[[ STORED DATA, beginning ]]

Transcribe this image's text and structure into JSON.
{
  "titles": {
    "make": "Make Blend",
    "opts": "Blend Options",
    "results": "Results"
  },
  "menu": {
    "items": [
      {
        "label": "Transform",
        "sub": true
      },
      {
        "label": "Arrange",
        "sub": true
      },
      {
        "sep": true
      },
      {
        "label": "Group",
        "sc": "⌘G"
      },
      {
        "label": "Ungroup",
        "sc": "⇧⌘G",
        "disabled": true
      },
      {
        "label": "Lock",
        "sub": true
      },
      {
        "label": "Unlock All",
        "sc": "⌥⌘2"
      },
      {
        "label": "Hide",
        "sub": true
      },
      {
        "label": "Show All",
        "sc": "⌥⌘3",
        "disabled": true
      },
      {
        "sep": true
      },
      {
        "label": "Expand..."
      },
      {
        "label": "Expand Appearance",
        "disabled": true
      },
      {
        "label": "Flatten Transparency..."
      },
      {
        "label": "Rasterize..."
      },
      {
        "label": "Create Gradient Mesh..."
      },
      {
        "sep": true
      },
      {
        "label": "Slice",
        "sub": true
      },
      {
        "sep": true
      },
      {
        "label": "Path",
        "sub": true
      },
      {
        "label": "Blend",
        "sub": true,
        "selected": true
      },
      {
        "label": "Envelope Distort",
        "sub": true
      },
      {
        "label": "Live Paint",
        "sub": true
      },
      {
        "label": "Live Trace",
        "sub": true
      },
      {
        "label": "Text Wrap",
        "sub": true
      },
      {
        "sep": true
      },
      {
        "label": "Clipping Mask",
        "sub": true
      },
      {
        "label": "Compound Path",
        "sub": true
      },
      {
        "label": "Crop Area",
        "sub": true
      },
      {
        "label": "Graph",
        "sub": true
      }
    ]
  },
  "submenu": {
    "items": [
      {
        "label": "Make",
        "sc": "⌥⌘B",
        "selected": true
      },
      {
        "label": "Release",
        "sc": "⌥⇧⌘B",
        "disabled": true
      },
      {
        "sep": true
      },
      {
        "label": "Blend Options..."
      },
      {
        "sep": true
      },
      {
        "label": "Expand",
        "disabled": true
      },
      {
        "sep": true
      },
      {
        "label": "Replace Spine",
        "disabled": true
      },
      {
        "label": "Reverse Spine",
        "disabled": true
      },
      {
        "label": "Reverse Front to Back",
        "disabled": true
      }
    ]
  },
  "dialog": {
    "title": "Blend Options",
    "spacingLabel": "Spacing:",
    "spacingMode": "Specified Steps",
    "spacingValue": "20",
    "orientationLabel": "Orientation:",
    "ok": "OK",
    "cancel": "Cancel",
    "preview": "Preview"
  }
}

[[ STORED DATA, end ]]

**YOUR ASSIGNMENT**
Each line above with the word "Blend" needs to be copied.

**SOLUTION TO THIS TASK**
    "make": "Make Blend",
    "opts": "Blend Options",
        "label": "Blend",
        "label": "Blend Options..."
    "title": "Blend Options",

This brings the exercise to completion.